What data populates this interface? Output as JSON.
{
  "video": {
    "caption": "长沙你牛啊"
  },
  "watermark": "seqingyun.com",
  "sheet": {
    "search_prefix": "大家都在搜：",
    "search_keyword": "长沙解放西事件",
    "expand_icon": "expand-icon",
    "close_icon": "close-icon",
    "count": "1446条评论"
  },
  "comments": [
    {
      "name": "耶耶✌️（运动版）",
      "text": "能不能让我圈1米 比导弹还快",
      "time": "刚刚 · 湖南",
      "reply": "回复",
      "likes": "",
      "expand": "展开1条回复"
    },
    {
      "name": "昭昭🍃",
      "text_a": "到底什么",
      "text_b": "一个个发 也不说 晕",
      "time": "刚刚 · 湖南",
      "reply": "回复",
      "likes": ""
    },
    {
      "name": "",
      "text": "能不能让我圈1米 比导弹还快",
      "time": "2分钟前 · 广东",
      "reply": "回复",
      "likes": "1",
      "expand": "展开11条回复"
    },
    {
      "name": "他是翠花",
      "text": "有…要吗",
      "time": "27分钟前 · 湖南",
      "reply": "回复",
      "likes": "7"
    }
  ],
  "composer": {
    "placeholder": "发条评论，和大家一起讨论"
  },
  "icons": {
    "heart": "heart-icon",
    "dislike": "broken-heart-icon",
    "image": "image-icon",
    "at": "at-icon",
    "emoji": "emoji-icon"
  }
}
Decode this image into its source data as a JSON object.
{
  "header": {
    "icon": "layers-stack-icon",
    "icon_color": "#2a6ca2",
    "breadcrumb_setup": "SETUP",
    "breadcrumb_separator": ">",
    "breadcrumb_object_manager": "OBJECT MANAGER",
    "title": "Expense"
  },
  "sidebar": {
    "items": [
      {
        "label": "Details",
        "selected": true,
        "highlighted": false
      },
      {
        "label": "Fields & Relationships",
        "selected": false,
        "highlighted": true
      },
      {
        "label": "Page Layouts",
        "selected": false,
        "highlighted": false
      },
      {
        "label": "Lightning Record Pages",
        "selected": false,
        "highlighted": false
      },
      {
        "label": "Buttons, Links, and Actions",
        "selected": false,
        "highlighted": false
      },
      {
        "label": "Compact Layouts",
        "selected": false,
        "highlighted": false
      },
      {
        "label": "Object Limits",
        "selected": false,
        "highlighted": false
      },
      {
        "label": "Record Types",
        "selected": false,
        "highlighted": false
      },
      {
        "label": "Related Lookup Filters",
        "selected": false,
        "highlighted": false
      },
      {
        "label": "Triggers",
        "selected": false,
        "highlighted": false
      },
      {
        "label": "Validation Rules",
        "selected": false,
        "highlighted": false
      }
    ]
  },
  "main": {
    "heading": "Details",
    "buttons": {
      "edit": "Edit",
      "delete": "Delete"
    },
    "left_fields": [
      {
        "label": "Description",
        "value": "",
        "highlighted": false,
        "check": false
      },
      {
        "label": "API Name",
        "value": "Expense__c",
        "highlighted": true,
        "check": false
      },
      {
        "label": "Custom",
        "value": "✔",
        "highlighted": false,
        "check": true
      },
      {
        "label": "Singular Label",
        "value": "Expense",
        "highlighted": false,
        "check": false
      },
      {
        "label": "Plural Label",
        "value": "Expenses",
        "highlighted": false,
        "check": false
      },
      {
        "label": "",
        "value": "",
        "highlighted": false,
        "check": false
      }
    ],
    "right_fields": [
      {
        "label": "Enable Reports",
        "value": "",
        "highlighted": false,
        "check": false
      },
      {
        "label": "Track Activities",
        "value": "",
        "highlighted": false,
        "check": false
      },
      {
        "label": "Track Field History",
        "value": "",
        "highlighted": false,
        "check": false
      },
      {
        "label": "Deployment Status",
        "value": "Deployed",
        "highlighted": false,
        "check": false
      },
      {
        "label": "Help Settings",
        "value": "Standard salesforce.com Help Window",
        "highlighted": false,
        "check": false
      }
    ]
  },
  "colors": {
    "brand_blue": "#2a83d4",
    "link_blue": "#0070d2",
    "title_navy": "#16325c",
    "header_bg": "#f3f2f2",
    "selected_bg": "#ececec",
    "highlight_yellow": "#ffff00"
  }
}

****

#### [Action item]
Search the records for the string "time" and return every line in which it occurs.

#### [Output for this task]
      "time": "刚刚 · 湖南",
      "time": "刚刚 · 湖南",
      "time": "2分钟前 · 广东",
      "time": "27分钟前 · 湖南",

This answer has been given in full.